[What you are asked to do]: Line count for "header": state how many lines of the data below include it, and output nothing more.

────────

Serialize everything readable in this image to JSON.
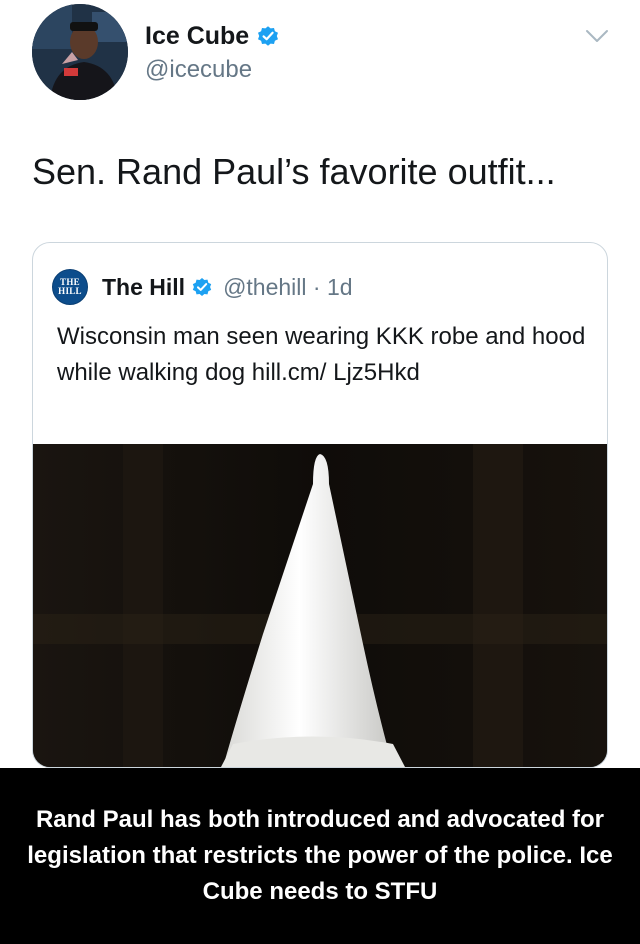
{
  "tweet": {
    "author_name": "Ice Cube",
    "author_handle": "@icecube",
    "text": "Sen. Rand Paul’s favorite outfit...",
    "verified": true
  },
  "quoted_tweet": {
    "logo_text_top": "THE",
    "logo_text_bottom": "HILL",
    "author_name": "The Hill",
    "author_handle": "@thehill · 1d",
    "text": "Wisconsin man seen wearing KKK robe and hood while walking dog hill.cm/ Ljz5Hkd",
    "verified": true
  },
  "caption": {
    "text": "Rand Paul has both introduced and advocated for legislation that restricts the power of the police. Ice Cube needs to STFU"
  },
  "colors": {
    "verified_badge": "#1da1f2",
    "secondary_text": "#657786",
    "caption_background": "#000000"
  },
  "icons": {
    "verified": "verified-badge-icon",
    "more": "chevron-down-icon"
  }
}
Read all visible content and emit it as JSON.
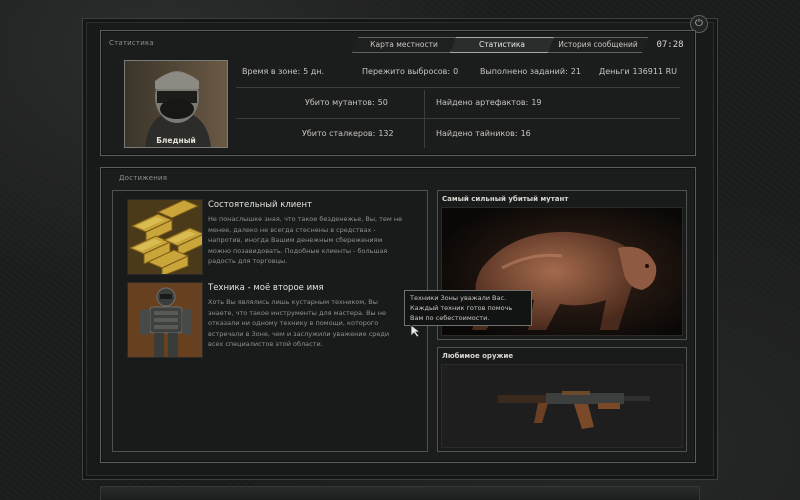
{
  "window": {
    "power_icon": "power-icon",
    "clock": "07:28"
  },
  "tabs": [
    {
      "label": "Карта местности",
      "active": false
    },
    {
      "label": "Статистика",
      "active": true
    },
    {
      "label": "История сообщений",
      "active": false
    }
  ],
  "stats_panel": {
    "label": "Статистика",
    "player_name": "Бледный",
    "rows": {
      "time_in_zone": {
        "label": "Время в зоне:",
        "value": "5 дн."
      },
      "emissions": {
        "label": "Пережито выбросов:",
        "value": "0"
      },
      "tasks": {
        "label": "Выполнено заданий:",
        "value": "21"
      },
      "money": {
        "label": "Деньги",
        "value": "136911 RU"
      },
      "mutants": {
        "label": "Убито мутантов:",
        "value": "50"
      },
      "artifacts": {
        "label": "Найдено артефактов:",
        "value": "19"
      },
      "stalkers": {
        "label": "Убито сталкеров:",
        "value": "132"
      },
      "stashes": {
        "label": "Найдено тайников:",
        "value": "16"
      }
    }
  },
  "achievements_panel": {
    "label": "Достижения",
    "items": [
      {
        "title": "Состоятельный клиент",
        "description": "Не понаслышке зная, что такое безденежье, Вы, тем не менее, далеко не всегда стеснены в средствах - напротив, иногда Вашим денежным сбережениям можно позавидовать. Подобные клиенты - большая радость для торговцы.",
        "icon": "gold-bars-image"
      },
      {
        "title": "Техника - моё второе имя",
        "description": "Хоть Вы являлись лишь кустарным техником, Вы знаете, что такое инструменты для мастера. Вы не отказали ни одному технику в помощи, которого встречали в Зоне, чем и заслужили уважение среди всех специалистов этой области.",
        "icon": "exoskeleton-suit-image"
      }
    ],
    "strongest_mutant_label": "Самый сильный убитый мутант",
    "favorite_weapon_label": "Любимое оружие"
  },
  "tooltip": {
    "lines": [
      "Техники Зоны уважали Вас.",
      "Каждый техник готов помочь",
      "Вам по себестоимости."
    ]
  }
}
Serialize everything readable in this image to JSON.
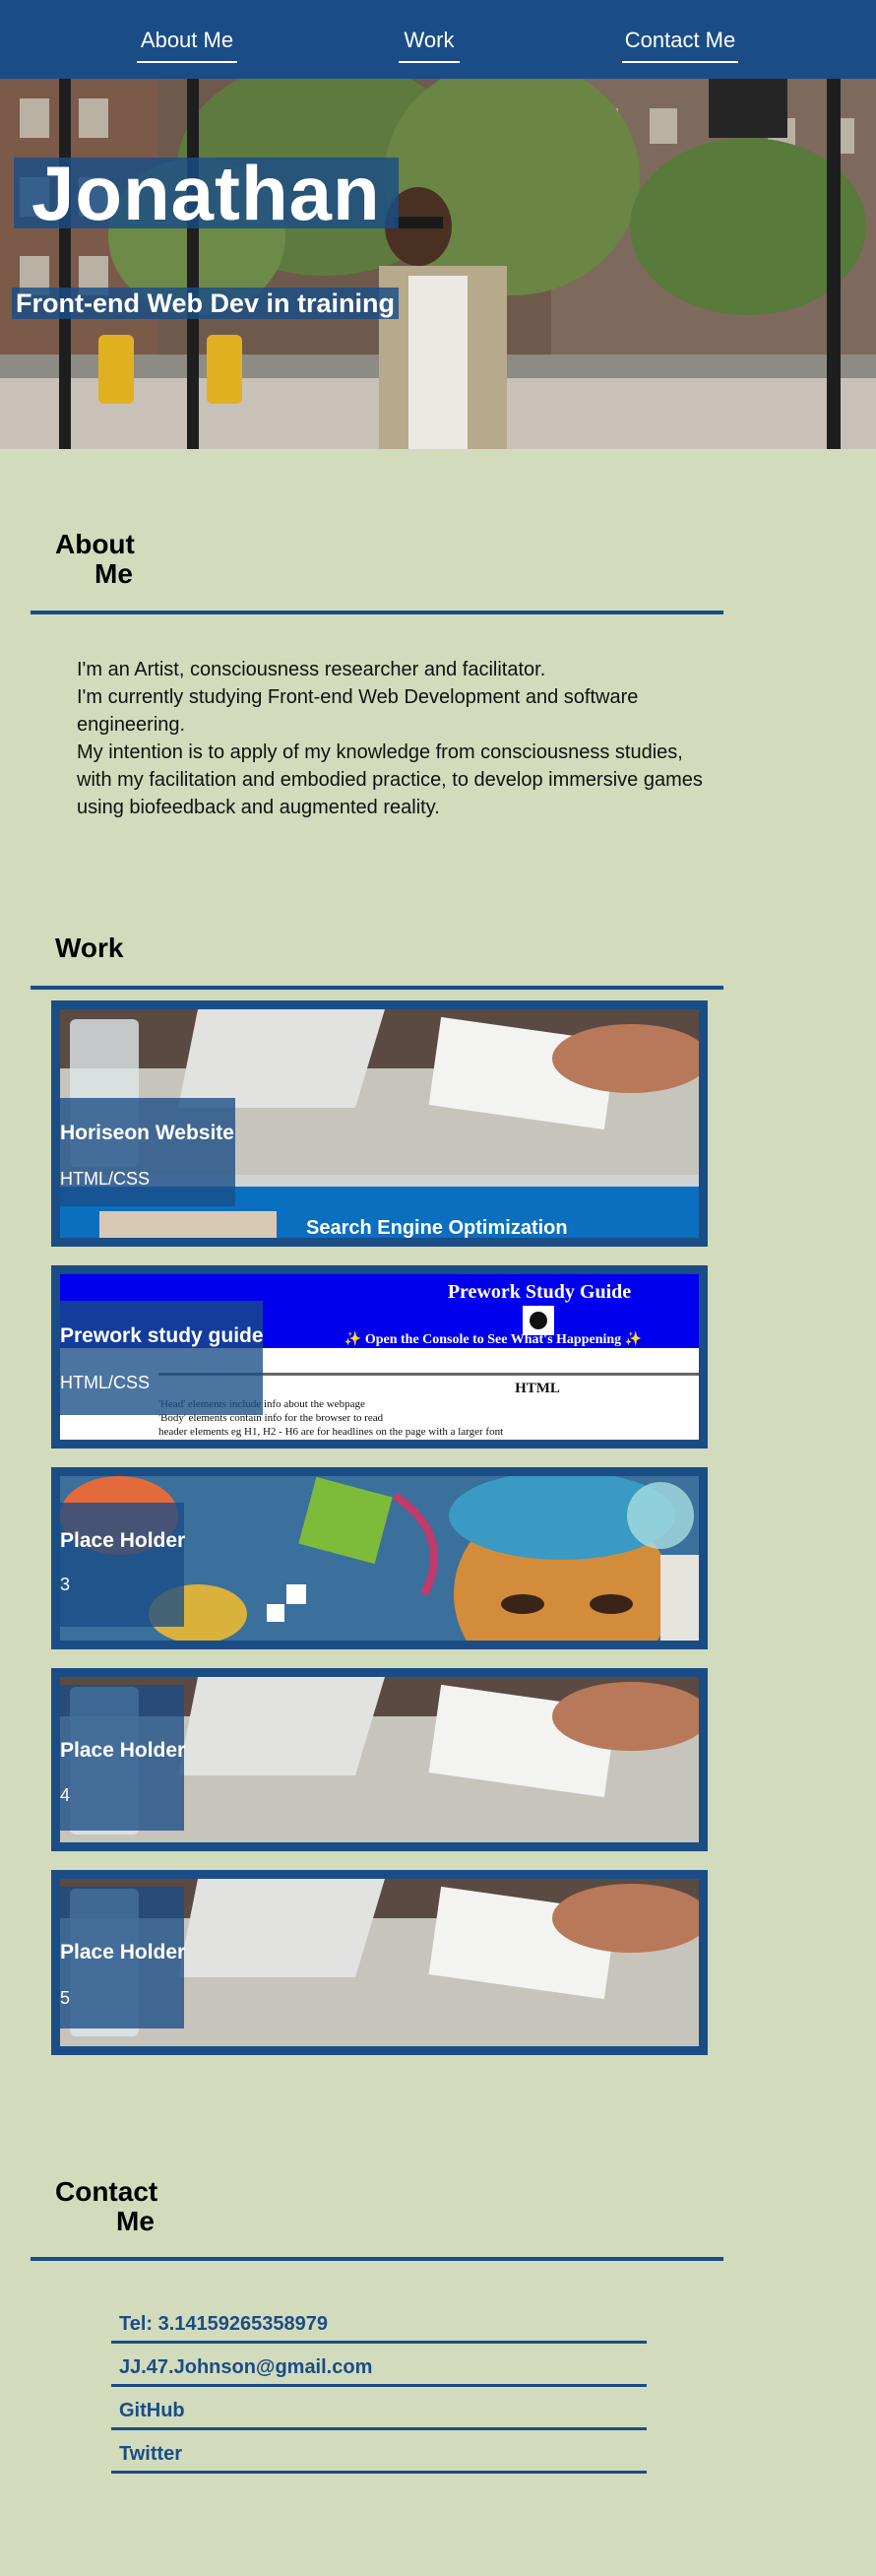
{
  "nav": {
    "about": "About Me",
    "work": "Work",
    "contact": "Contact Me"
  },
  "hero": {
    "name": "Jonathan",
    "tagline": "Front-end Web Dev in training"
  },
  "about": {
    "title_line1": "About",
    "title_line2": "Me",
    "paragraphs": [
      "I'm an Artist, consciousness researcher and facilitator.",
      "I'm currently studying Front-end Web Development and software engineering.",
      "My intention is to apply of my knowledge from consciousness studies, with my facilitation and embodied practice, to develop immersive games using biofeedback and augmented reality."
    ]
  },
  "work": {
    "title": "Work",
    "projects": [
      {
        "title": "Horiseon Website",
        "subtitle": "HTML/CSS",
        "screenshot_text": "Search Engine Optimization"
      },
      {
        "title": "Prework study guide",
        "subtitle": "HTML/CSS",
        "screenshot_text": {
          "heading": "Prework Study Guide",
          "banner": "✨ Open the Console to See What's Happening ✨",
          "section": "HTML",
          "bullets": [
            "'Head' elements include info about the webpage",
            "'Body' elements contain info for the browser to read",
            "header elements eg H1, H2 - H6 are for headlines on the page with a larger font"
          ]
        }
      },
      {
        "title": "Place Holder",
        "subtitle": "3"
      },
      {
        "title": "Place Holder",
        "subtitle": "4"
      },
      {
        "title": "Place Holder",
        "subtitle": "5"
      }
    ]
  },
  "contact": {
    "title_line1": "Contact",
    "title_line2": "Me",
    "items": [
      "Tel: 3.14159265358979",
      "JJ.47.Johnson@gmail.com",
      "GitHub",
      "Twitter"
    ]
  },
  "colors": {
    "brand": "#1a4d86",
    "background": "#d2dbbb"
  }
}
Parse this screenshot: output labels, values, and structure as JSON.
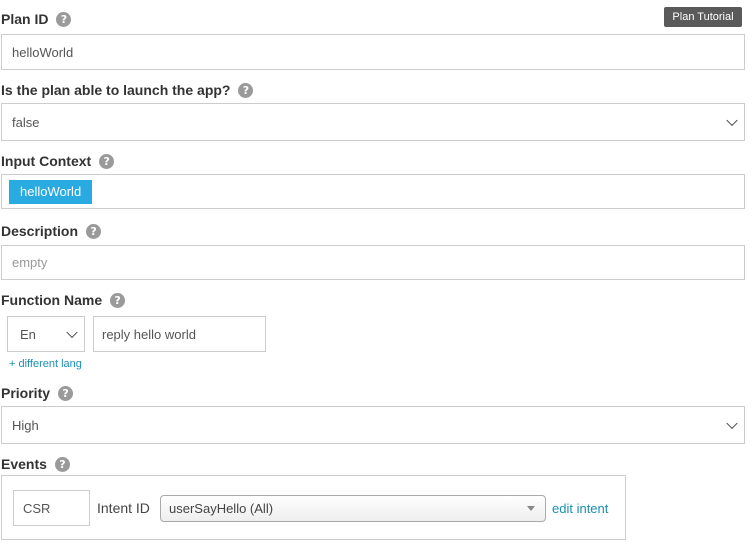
{
  "plan_id": {
    "label": "Plan ID",
    "value": "helloWorld"
  },
  "tutorial_button": "Plan Tutorial",
  "launch": {
    "label": "Is the plan able to launch the app?",
    "selected": "false"
  },
  "input_context": {
    "label": "Input Context",
    "tags": [
      "helloWorld"
    ]
  },
  "description": {
    "label": "Description",
    "placeholder": "empty"
  },
  "function_name": {
    "label": "Function Name",
    "lang_selected": "En",
    "value": "reply hello world",
    "add_lang": "+ different lang"
  },
  "priority": {
    "label": "Priority",
    "selected": "High"
  },
  "events": {
    "label": "Events",
    "csr_value": "CSR",
    "intent_label": "Intent ID",
    "intent_selected": "userSayHello (All)",
    "edit_link": "edit intent"
  },
  "help_glyph": "?",
  "colors": {
    "accent": "#29aae1",
    "link": "#1a8fb5",
    "tutorial_bg": "#5a5a5a"
  }
}
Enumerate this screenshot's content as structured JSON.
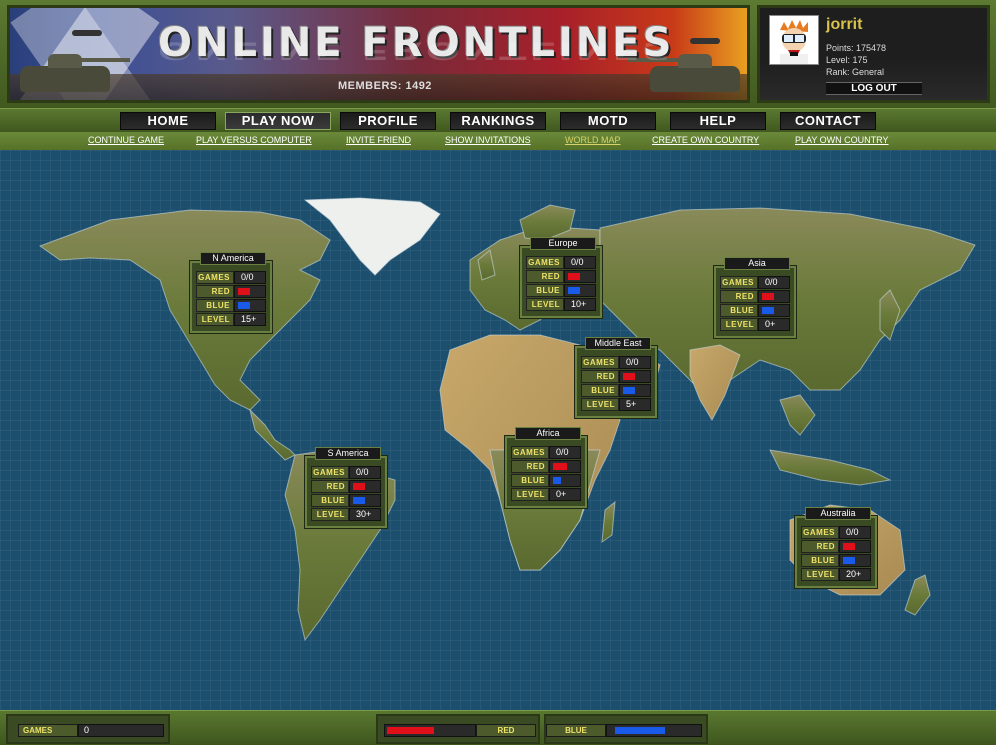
{
  "header": {
    "title": "ONLINE FRONTLINES",
    "members_label": "MEMBERS:",
    "members_count": "1492"
  },
  "user": {
    "name": "jorrit",
    "points": "Points: 175478",
    "level": "Level: 175",
    "rank": "Rank: General",
    "logout": "LOG OUT"
  },
  "nav": {
    "items": [
      {
        "label": "HOME"
      },
      {
        "label": "PLAY NOW",
        "active": true
      },
      {
        "label": "PROFILE"
      },
      {
        "label": "RANKINGS"
      },
      {
        "label": "MOTD"
      },
      {
        "label": "HELP"
      },
      {
        "label": "CONTACT"
      }
    ]
  },
  "subnav": {
    "items": [
      {
        "label": "CONTINUE GAME"
      },
      {
        "label": "PLAY VERSUS COMPUTER"
      },
      {
        "label": "INVITE FRIEND"
      },
      {
        "label": "SHOW INVITATIONS"
      },
      {
        "label": "WORLD MAP",
        "current": true
      },
      {
        "label": "CREATE OWN COUNTRY"
      },
      {
        "label": "PLAY OWN COUNTRY"
      }
    ]
  },
  "row_labels": {
    "games": "GAMES",
    "red": "RED",
    "blue": "BLUE",
    "level": "LEVEL"
  },
  "regions": [
    {
      "name": "N America",
      "games": "0/0",
      "red": 0.45,
      "blue": 0.45,
      "level": "15+"
    },
    {
      "name": "Europe",
      "games": "0/0",
      "red": 0.45,
      "blue": 0.45,
      "level": "10+"
    },
    {
      "name": "Asia",
      "games": "0/0",
      "red": 0.45,
      "blue": 0.45,
      "level": "0+"
    },
    {
      "name": "Middle East",
      "games": "0/0",
      "red": 0.45,
      "blue": 0.45,
      "level": "5+"
    },
    {
      "name": "Africa",
      "games": "0/0",
      "red": 0.55,
      "blue": 0.3,
      "level": "0+"
    },
    {
      "name": "S America",
      "games": "0/0",
      "red": 0.45,
      "blue": 0.45,
      "level": "30+"
    },
    {
      "name": "Australia",
      "games": "0/0",
      "red": 0.45,
      "blue": 0.45,
      "level": "20+"
    }
  ],
  "footer": {
    "games_label": "GAMES",
    "games_value": "0",
    "red_label": "RED",
    "red_fill": 0.55,
    "blue_label": "BLUE",
    "blue_fill": 0.55
  },
  "colors": {
    "red": "#e0101a",
    "blue": "#1a5ae8",
    "accent": "#f0e26a",
    "ocean": "#1c4f6e"
  },
  "icons": {
    "avatar": "avatar-cartoon-icon"
  }
}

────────

[Solution]: 2